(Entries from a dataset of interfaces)
[Start of section]

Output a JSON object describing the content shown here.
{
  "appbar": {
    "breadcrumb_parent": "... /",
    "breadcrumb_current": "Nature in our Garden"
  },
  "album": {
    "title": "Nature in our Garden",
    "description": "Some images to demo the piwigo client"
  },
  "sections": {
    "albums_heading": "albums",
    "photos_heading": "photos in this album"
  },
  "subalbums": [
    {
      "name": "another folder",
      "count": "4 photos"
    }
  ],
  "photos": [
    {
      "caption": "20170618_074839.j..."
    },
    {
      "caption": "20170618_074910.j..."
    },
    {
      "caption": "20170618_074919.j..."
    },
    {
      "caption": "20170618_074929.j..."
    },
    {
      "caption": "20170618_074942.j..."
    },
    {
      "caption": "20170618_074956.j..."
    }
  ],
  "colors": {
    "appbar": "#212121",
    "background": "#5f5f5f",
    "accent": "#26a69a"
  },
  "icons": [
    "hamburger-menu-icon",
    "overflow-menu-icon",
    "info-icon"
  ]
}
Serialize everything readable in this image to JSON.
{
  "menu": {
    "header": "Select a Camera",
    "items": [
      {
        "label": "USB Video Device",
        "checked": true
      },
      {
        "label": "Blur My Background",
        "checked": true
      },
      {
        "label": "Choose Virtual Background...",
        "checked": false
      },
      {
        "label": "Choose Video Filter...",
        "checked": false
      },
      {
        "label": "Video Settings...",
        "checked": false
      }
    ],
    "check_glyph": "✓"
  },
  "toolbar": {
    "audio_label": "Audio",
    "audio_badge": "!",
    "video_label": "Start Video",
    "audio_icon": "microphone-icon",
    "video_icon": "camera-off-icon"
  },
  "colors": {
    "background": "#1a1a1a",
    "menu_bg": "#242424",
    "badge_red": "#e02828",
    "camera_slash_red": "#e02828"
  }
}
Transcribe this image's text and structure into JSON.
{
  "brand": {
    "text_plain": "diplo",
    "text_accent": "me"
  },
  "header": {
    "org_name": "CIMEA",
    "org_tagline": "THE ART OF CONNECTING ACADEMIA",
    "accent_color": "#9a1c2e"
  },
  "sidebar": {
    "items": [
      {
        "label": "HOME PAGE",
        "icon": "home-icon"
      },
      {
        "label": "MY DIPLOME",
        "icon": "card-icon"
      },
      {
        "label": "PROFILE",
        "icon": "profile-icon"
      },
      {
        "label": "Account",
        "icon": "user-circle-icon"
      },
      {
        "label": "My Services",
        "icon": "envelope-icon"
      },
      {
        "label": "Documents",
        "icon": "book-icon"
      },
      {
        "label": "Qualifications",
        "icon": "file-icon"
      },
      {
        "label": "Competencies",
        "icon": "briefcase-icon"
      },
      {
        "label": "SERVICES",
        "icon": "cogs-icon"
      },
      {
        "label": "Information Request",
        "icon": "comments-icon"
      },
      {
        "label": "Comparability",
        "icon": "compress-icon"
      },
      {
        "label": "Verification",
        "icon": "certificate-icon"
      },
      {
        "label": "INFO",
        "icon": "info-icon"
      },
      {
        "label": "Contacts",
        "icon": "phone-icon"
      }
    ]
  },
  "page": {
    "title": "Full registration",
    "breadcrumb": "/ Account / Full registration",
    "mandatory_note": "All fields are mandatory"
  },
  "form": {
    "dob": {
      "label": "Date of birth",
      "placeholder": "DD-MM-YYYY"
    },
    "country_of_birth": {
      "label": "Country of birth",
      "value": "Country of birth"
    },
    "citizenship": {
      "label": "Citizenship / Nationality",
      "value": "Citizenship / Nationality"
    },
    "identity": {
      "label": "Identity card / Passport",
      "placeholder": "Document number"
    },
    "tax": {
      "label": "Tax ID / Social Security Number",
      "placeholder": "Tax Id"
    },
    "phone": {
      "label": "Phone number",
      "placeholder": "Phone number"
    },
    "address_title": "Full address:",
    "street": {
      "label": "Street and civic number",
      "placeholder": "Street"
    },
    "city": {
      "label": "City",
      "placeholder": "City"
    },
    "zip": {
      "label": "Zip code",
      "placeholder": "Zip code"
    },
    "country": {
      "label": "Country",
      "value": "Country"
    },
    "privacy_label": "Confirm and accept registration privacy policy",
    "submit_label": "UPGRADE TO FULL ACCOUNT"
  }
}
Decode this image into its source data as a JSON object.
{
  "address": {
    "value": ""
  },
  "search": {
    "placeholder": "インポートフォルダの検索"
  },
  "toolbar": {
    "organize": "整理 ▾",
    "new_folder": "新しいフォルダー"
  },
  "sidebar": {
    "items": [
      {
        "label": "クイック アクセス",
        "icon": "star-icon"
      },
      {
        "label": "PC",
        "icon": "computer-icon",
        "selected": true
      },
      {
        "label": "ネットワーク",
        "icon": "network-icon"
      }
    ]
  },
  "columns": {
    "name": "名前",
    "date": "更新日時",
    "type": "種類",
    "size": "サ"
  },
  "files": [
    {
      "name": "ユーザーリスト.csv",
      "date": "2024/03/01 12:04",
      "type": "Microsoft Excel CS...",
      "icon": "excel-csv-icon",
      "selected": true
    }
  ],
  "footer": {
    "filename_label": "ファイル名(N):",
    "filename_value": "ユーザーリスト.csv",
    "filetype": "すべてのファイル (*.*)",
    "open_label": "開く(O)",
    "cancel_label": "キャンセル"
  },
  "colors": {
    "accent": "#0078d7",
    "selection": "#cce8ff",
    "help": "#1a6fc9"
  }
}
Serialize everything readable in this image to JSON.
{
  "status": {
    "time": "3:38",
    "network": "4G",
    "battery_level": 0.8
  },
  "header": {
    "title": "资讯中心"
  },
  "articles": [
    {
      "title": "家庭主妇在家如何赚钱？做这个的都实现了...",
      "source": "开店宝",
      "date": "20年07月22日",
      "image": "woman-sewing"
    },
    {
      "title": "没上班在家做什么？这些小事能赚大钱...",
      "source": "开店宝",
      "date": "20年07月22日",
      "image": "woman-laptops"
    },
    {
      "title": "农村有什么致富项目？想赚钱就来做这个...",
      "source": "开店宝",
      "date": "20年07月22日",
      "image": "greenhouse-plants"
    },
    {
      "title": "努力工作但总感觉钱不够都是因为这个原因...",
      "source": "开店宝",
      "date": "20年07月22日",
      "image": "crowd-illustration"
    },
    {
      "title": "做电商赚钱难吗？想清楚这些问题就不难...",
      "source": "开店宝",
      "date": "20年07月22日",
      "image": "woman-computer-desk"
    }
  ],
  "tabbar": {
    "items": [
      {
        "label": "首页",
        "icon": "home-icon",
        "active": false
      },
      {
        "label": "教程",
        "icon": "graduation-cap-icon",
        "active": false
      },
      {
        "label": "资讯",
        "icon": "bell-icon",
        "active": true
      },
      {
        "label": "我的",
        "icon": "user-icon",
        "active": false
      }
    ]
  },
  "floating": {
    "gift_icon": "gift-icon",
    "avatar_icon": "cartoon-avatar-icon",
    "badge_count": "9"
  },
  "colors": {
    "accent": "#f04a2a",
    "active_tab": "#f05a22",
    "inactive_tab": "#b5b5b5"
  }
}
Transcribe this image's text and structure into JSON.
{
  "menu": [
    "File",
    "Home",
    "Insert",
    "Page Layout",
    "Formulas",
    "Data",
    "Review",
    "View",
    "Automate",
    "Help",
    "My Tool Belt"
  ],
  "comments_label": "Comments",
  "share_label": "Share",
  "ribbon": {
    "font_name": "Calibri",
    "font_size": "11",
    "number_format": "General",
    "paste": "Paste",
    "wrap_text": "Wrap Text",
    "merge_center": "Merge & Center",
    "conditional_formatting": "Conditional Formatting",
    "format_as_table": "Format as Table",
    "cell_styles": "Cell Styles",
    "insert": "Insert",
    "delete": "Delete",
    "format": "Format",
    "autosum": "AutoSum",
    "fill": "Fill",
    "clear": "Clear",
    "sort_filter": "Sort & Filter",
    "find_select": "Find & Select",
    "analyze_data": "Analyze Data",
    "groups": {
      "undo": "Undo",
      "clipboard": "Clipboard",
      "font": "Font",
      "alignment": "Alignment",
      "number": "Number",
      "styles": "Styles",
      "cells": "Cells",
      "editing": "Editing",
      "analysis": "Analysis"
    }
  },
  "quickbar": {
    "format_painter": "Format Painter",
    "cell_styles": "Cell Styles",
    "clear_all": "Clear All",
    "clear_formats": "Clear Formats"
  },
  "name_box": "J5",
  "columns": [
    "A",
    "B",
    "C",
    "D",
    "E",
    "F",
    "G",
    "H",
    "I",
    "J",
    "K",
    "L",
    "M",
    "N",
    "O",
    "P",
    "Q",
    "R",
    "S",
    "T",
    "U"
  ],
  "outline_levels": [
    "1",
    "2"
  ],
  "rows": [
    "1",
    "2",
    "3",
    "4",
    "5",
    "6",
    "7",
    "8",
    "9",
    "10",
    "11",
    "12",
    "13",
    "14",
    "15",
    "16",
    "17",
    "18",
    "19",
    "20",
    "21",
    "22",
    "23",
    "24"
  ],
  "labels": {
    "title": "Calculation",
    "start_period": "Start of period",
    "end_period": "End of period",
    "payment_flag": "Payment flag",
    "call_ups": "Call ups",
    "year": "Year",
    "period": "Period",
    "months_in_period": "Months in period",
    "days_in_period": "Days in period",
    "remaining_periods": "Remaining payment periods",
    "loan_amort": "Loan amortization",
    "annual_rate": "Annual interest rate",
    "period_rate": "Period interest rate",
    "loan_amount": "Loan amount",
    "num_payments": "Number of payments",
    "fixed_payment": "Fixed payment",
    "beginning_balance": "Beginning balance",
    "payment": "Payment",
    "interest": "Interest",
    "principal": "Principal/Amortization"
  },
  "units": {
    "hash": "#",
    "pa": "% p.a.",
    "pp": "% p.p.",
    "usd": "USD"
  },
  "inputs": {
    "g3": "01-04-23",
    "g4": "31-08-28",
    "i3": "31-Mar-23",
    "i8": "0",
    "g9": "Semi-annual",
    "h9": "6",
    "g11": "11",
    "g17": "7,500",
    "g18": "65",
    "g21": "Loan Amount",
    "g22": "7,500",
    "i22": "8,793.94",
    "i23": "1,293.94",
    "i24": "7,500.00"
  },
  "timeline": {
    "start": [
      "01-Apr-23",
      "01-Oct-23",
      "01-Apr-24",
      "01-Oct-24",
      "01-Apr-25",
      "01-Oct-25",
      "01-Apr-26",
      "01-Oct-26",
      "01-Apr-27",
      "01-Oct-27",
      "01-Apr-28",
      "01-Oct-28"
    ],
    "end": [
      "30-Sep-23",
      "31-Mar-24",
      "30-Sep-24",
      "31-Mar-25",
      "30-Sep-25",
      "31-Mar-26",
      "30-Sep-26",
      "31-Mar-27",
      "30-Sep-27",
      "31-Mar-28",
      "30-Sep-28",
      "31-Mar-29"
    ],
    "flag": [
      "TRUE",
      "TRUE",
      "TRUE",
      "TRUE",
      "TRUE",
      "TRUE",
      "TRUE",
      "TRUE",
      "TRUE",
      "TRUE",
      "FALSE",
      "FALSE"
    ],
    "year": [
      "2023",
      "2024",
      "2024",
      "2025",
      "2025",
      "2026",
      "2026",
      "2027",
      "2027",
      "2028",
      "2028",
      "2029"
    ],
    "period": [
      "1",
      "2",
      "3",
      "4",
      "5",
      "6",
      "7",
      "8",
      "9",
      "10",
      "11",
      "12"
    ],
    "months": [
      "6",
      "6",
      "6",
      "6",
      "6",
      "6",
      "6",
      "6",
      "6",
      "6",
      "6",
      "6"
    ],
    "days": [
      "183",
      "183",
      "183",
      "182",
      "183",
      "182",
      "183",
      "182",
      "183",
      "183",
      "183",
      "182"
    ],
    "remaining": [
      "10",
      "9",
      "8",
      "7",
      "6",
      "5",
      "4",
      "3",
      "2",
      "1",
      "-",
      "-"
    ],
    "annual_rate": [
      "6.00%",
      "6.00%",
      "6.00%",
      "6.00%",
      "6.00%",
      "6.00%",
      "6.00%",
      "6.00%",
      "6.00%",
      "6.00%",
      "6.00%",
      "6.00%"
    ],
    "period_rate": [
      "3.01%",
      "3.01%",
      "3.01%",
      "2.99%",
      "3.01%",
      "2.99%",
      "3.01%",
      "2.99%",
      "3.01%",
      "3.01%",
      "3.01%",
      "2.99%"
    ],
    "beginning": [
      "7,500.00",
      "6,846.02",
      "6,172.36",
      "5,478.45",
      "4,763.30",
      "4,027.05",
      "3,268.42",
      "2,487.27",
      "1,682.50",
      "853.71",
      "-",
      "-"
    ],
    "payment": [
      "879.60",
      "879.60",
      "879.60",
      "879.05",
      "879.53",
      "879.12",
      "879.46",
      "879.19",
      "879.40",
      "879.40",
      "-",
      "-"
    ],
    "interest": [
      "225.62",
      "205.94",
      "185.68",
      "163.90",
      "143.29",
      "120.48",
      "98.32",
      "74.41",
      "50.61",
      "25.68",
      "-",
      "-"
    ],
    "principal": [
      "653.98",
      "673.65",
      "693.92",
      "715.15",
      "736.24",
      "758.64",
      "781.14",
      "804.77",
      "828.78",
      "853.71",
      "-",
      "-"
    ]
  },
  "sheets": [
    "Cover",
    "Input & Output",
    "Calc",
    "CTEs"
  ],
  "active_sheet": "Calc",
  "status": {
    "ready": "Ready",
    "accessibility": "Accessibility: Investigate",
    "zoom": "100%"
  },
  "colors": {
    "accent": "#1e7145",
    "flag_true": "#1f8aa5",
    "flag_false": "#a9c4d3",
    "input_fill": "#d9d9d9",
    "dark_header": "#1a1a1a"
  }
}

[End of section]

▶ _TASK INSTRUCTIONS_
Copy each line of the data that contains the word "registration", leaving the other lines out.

▶ _OUTPUT FOR THIS TASK_
    "title": "Full registration",
    "breadcrumb": "/ Account / Full registration",
    "privacy_label": "Confirm and accept registration privacy policy",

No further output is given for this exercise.